[Start of section]

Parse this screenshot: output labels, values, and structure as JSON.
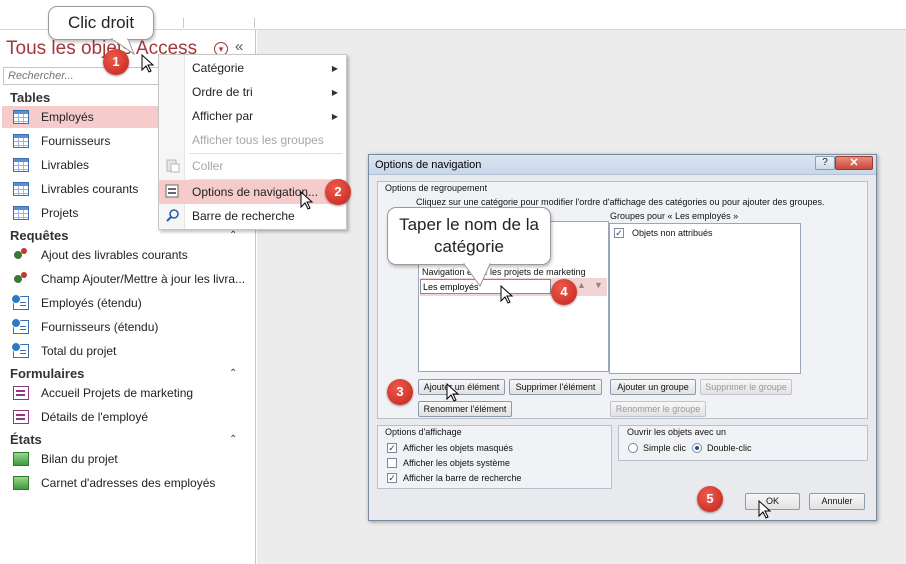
{
  "nav": {
    "title": "Tous les objets Access",
    "search_placeholder": "Rechercher...",
    "groups": [
      {
        "label": "Tables",
        "items": [
          "Employés",
          "Fournisseurs",
          "Livrables",
          "Livrables courants",
          "Projets"
        ]
      },
      {
        "label": "Requêtes",
        "items": [
          "Ajout des livrables courants",
          "Champ Ajouter/Mettre à jour les livra...",
          "Employés (étendu)",
          "Fournisseurs (étendu)",
          "Total du projet"
        ]
      },
      {
        "label": "Formulaires",
        "items": [
          "Accueil Projets de marketing",
          "Détails de l'employé"
        ]
      },
      {
        "label": "États",
        "items": [
          "Bilan du projet",
          "Carnet d'adresses des employés"
        ]
      }
    ]
  },
  "context_menu": {
    "items": [
      "Catégorie",
      "Ordre de tri",
      "Afficher par",
      "Afficher tous les groupes",
      "Coller",
      "Options de navigation...",
      "Barre de recherche"
    ]
  },
  "dialog": {
    "title": "Options de navigation",
    "help": "?",
    "close": "✕",
    "grouping_title": "Options de regroupement",
    "instruction": "Cliquez sur une catégorie pour modifier l'ordre d'affichage des catégories ou pour ajouter des groupes.",
    "left_header": "Navigation entre les projets de marketing",
    "edit_value": "Les employés",
    "right_header": "Groupes pour « Les employés »",
    "right_item": "Objets non attribués",
    "btn_add_item": "Ajouter un élément",
    "btn_delete_item": "Supprimer l'élément",
    "btn_rename_item": "Renommer l'élément",
    "btn_add_group": "Ajouter un groupe",
    "btn_delete_group": "Supprimer le groupe",
    "btn_rename_group": "Renommer le groupe",
    "display_title": "Options d'affichage",
    "display_opts": [
      "Afficher les objets masqués",
      "Afficher les objets système",
      "Afficher la barre de recherche"
    ],
    "open_title": "Ouvrir les objets avec un",
    "open_opts": [
      "Simple clic",
      "Double-clic"
    ],
    "ok": "OK",
    "cancel": "Annuler"
  },
  "callouts": {
    "right_click": "Clic droit",
    "type_name": "Taper le nom de la catégorie",
    "numbers": [
      "1",
      "2",
      "3",
      "4",
      "5"
    ]
  },
  "colors": {
    "accent": "#a4373a",
    "selection": "#f5cbcb",
    "marker": "#d9332a"
  }
}
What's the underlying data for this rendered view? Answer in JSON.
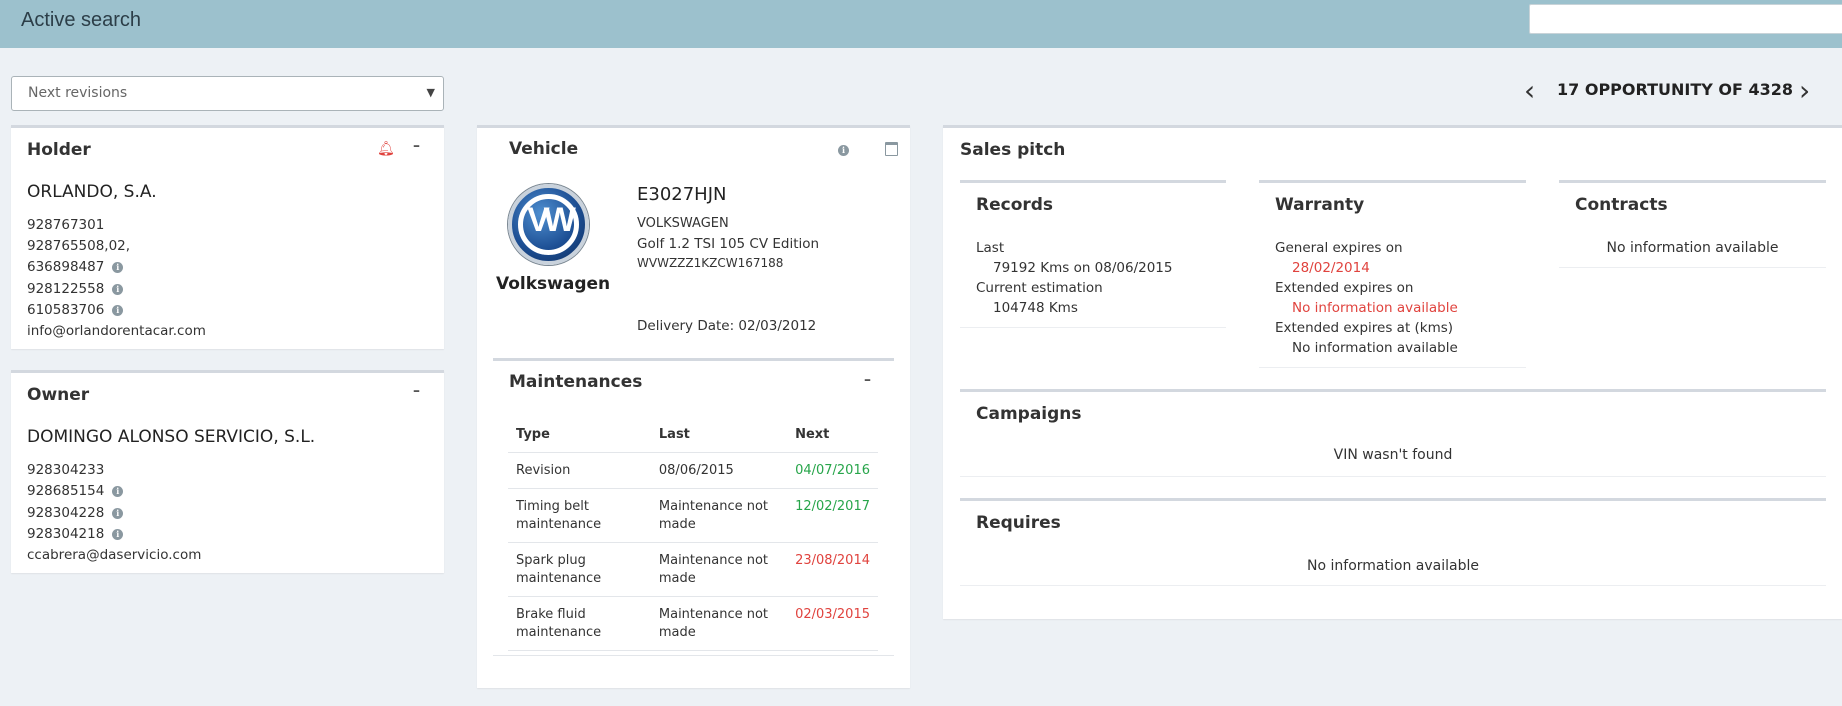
{
  "header": {
    "title": "Active search",
    "search_value": ""
  },
  "filter": {
    "selected": "Next revisions"
  },
  "pager": {
    "label": "17 OPPORTUNITY OF 4328"
  },
  "holder": {
    "title": "Holder",
    "name": "ORLANDO, S.A.",
    "phones": [
      "928767301",
      "928765508,02,",
      "636898487",
      "928122558",
      "610583706"
    ],
    "email": "info@orlandorentacar.com"
  },
  "owner": {
    "title": "Owner",
    "name": "DOMINGO ALONSO SERVICIO, S.L.",
    "phones": [
      "928304233",
      "928685154",
      "928304228",
      "928304218"
    ],
    "email": "ccabrera@daservicio.com"
  },
  "vehicle": {
    "title": "Vehicle",
    "brand_label": "Volkswagen",
    "plate": "E3027HJN",
    "make": "VOLKSWAGEN",
    "model": "Golf 1.2 TSI 105 CV Edition",
    "vin": "WVWZZZ1KZCW167188",
    "delivery": "Delivery Date: 02/03/2012"
  },
  "maintenances": {
    "title": "Maintenances",
    "columns": [
      "Type",
      "Last",
      "Next"
    ],
    "rows": [
      {
        "type": "Revision",
        "last": "08/06/2015",
        "next": "04/07/2016",
        "status": "ok"
      },
      {
        "type": "Timing belt maintenance",
        "last": "Maintenance not made",
        "next": "12/02/2017",
        "status": "ok"
      },
      {
        "type": "Spark plug maintenance",
        "last": "Maintenance not made",
        "next": "23/08/2014",
        "status": "overdue"
      },
      {
        "type": "Brake fluid maintenance",
        "last": "Maintenance not made",
        "next": "02/03/2015",
        "status": "overdue"
      }
    ]
  },
  "sales": {
    "title": "Sales pitch",
    "records": {
      "title": "Records",
      "last_label": "Last",
      "last_value": "79192 Kms on 08/06/2015",
      "estimation_label": "Current estimation",
      "estimation_value": "104748 Kms"
    },
    "warranty": {
      "title": "Warranty",
      "general_label": "General expires on",
      "general_value": "28/02/2014",
      "extended_label": "Extended expires on",
      "extended_value": "No information available",
      "extended_kms_label": "Extended expires at (kms)",
      "extended_kms_value": "No information available"
    },
    "contracts": {
      "title": "Contracts",
      "message": "No information available"
    },
    "campaigns": {
      "title": "Campaigns",
      "message": "VIN wasn't found"
    },
    "requires": {
      "title": "Requires",
      "message": "No information available"
    }
  },
  "colors": {
    "topbar": "#9cc1cd",
    "background": "#edf1f5",
    "ok": "#27a54a",
    "overdue": "#e0433e"
  }
}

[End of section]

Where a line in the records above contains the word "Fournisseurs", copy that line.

          "Fournisseurs",
          "Fournisseurs (étendu)",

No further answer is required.